“Going into tennis and also swim, it was way different because, at that point, I was able to compete with them,” Dean said. “We always get a laugh out of it, even though sometimes we get mad at each other, at the end of the day it’s fun.”
That sentiment was shared by Sonora High tennis coach Sam Segerstrom, who played for the Wildcats when he was in high school — winning league titles in 2005 and 2006 — and became a coach in 2015.
Segerstrom said the competitive drive the trio showed going up against each other in practice helped motivate the rest of the team to aim high.
“They’re leaders by example,” Segerstrom said. “In practice, they did so much for our team in the fact that they were competitive with each other and challenged each other. They all wanted to be number one singles player — and they all were at some point in the season.”
This was particularly impressive from Dean, Segerstrom said, who quickly vied for position as the best player in the program in only his first year playing tennis.
“It’s very impressive that he picked it up that quickly,” Segerstrom said. “He’s a raw athlete to be able to do that.”
Segerstrom said the boys’ ability to play so many different sports throughout the year without a break speaks to their fitness, which he said is hugely helpful for spending valuable practice time on technique.
“Not having to spend too much time on conditioning is great,” Segerstrom said.
Playing multiple sports in high school, rather than specializing early, has been shown to be beneficial for preventing injury and burnout within a specific sport.
While readjusting to each sport can be difficult, according to Conte, the techniques and conditioning always come back to you, like riding a bike.
“Even though we’re playing polo and switching over to tennis, and they’re two drastically different sports, you commit fully and then you get it back,” Conte said. “When you devote your time enough, you get it back pretty quick.”
Conte said his favorite of the four sports he plays is tennis, but that he enjoys the differences between the individual and team sports the boys play — each offering fulfillment in different ways.
“I love individual sports because you rely on yourself, and if you mess up, it’s you. But then something about team sports is super cool, like bonding with your teammates and working off each other,” Conte said. “It’s like a mood — it changes all the time.”
Wheeler said his family members told him to savor high school as much as he could, especially sports, because before you know it, they’re over. He took that to heart and has tried to make as many memories as he could through high school sports.
“I have uncles who always tell me how much they regret not playing sports as much, so I just tried to do as much as I possibly could,” Wheeler said.
The boys say that while they don’t feel they have had to sacrifice too much to make their participation in all four sports possible, there are some drawbacks, like less social time and increased pressure in school.
“I enjoy sports, so I consider that (to be) hanging out.

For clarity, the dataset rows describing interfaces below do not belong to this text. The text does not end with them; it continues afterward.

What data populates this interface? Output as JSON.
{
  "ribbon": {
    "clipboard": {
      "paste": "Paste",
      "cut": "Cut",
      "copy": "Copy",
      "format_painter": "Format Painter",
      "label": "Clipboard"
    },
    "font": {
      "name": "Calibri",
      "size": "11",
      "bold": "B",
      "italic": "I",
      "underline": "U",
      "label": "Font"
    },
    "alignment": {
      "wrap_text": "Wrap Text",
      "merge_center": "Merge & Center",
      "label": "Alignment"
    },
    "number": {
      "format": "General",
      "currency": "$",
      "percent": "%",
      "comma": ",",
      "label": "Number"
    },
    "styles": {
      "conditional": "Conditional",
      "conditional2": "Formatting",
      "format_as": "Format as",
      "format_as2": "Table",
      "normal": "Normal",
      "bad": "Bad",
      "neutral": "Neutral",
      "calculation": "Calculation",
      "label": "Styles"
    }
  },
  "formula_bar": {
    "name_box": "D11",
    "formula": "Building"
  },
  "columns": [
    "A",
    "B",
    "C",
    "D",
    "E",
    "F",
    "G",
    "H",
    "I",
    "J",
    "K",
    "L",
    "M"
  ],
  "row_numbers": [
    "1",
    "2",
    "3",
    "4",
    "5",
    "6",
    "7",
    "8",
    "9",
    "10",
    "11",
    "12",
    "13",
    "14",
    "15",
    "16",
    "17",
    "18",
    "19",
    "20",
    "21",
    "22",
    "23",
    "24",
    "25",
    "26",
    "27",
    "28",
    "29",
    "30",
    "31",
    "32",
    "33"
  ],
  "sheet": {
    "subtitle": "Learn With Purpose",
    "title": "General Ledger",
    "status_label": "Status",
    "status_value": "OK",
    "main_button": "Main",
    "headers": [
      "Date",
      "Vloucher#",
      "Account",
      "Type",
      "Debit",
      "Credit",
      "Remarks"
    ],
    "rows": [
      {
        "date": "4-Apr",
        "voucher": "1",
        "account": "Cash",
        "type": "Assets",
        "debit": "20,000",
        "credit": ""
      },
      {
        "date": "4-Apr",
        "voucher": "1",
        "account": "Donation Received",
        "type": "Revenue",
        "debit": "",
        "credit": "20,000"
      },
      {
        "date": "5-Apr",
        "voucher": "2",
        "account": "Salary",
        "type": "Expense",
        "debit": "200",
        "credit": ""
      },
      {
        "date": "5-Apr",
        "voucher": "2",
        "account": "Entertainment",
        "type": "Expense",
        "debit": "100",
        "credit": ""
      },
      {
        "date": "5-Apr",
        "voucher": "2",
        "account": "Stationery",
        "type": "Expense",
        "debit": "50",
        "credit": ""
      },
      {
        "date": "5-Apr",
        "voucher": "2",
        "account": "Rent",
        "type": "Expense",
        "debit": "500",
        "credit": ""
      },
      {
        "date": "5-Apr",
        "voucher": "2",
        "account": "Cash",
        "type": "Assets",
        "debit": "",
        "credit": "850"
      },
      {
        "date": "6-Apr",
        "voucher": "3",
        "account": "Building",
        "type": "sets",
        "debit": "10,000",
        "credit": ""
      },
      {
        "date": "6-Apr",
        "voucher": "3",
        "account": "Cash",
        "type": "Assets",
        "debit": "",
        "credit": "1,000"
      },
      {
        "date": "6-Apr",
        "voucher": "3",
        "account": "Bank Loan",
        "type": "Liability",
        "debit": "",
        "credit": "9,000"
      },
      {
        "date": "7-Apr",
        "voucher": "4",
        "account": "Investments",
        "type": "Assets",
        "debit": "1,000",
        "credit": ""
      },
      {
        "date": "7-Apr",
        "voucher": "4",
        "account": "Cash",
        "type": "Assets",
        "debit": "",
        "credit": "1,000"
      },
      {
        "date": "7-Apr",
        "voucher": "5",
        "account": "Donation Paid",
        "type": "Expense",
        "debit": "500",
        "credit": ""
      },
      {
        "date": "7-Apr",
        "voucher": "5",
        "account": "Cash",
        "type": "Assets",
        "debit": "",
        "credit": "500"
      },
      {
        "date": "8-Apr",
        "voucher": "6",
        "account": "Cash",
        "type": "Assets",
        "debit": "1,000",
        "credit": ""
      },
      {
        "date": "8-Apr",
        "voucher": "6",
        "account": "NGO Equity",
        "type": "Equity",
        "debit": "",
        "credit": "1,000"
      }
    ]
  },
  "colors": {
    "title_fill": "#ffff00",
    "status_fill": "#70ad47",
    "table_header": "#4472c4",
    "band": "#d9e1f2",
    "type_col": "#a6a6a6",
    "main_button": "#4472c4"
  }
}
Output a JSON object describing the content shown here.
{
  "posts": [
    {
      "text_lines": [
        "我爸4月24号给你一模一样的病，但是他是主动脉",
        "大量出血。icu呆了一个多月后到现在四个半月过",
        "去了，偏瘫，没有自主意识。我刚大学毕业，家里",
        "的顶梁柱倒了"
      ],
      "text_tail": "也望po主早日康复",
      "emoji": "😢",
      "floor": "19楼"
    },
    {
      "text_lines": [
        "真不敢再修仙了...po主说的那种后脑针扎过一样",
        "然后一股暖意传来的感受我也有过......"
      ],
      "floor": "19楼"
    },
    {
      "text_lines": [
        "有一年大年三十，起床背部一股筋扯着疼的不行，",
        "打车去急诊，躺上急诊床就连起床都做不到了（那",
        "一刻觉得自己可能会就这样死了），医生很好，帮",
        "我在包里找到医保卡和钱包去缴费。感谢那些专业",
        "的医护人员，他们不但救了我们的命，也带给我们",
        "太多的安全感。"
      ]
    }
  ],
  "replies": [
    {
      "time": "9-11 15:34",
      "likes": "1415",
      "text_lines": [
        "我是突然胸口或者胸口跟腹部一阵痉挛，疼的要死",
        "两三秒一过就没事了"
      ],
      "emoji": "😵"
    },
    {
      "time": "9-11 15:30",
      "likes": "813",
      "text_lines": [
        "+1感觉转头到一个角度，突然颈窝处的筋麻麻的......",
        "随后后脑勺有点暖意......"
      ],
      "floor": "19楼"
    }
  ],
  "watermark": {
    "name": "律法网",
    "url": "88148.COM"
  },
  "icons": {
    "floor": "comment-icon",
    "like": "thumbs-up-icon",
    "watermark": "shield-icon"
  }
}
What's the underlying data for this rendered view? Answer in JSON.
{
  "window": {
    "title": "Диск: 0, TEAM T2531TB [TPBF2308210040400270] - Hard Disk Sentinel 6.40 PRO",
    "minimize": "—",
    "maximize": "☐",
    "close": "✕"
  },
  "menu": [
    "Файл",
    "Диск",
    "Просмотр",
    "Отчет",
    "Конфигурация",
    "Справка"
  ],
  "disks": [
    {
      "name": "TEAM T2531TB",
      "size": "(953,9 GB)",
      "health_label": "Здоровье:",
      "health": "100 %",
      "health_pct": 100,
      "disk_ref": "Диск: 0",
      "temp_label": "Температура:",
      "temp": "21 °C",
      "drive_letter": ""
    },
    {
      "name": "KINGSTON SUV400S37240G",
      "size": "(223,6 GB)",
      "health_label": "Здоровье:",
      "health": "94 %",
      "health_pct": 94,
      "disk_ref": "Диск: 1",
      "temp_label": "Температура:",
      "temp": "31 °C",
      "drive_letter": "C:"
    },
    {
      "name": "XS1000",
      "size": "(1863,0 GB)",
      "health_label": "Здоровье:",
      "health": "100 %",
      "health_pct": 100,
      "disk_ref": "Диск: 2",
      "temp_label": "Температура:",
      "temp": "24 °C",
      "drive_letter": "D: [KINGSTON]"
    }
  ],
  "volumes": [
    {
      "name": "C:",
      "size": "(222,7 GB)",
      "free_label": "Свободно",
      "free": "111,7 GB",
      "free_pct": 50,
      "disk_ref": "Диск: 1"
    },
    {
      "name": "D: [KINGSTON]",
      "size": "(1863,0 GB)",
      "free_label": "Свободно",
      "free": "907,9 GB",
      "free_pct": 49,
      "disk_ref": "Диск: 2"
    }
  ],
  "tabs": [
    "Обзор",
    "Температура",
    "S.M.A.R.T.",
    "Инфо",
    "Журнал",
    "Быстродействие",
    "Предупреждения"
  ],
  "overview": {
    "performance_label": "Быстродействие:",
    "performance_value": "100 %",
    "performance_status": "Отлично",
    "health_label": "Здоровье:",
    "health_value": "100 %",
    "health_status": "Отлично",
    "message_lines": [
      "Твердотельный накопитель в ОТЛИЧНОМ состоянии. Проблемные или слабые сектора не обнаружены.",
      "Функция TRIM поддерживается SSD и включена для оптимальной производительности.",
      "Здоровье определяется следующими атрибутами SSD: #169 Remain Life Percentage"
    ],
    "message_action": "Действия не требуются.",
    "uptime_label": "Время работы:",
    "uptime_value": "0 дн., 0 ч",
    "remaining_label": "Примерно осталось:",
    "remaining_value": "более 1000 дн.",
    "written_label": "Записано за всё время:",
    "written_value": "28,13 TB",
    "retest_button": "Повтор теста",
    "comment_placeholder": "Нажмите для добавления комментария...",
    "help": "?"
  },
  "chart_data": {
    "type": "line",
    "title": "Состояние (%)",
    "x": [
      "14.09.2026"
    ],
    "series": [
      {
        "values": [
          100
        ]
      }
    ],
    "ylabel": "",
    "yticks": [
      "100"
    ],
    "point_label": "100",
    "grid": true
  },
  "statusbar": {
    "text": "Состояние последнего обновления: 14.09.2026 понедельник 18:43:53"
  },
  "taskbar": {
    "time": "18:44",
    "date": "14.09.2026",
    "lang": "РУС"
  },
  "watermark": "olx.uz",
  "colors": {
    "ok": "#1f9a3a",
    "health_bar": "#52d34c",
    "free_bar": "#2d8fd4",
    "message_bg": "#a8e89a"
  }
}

I didn’t feel like I sacrificed a whole lot,” Conte said. “The social aspect was still there, because you’re friends with these guys so it was a good balance.”
“Sometimes you have to stay up until 12 o’clock or 1 o’clock in the morning trying to get an assignment done,” Dean added. “In the beginning it’s hard, but over time you start getting the hang of stuff, and you start getting a routine.”
Wheeler says his knee is threatening to keep him out of soccer this year, but regardless all three boys hope to be four-sport athletes again this coming school year, intent on finishing their high school sports careers on a high note.
“There are some decisions you have to make,” Wheeler said. “It’s just a matter of what you choose.”
Contact Dominic Massimino at firstname.lastname@example.org or (209) 588-4526. Follow him on Twitter at @DominicUDSports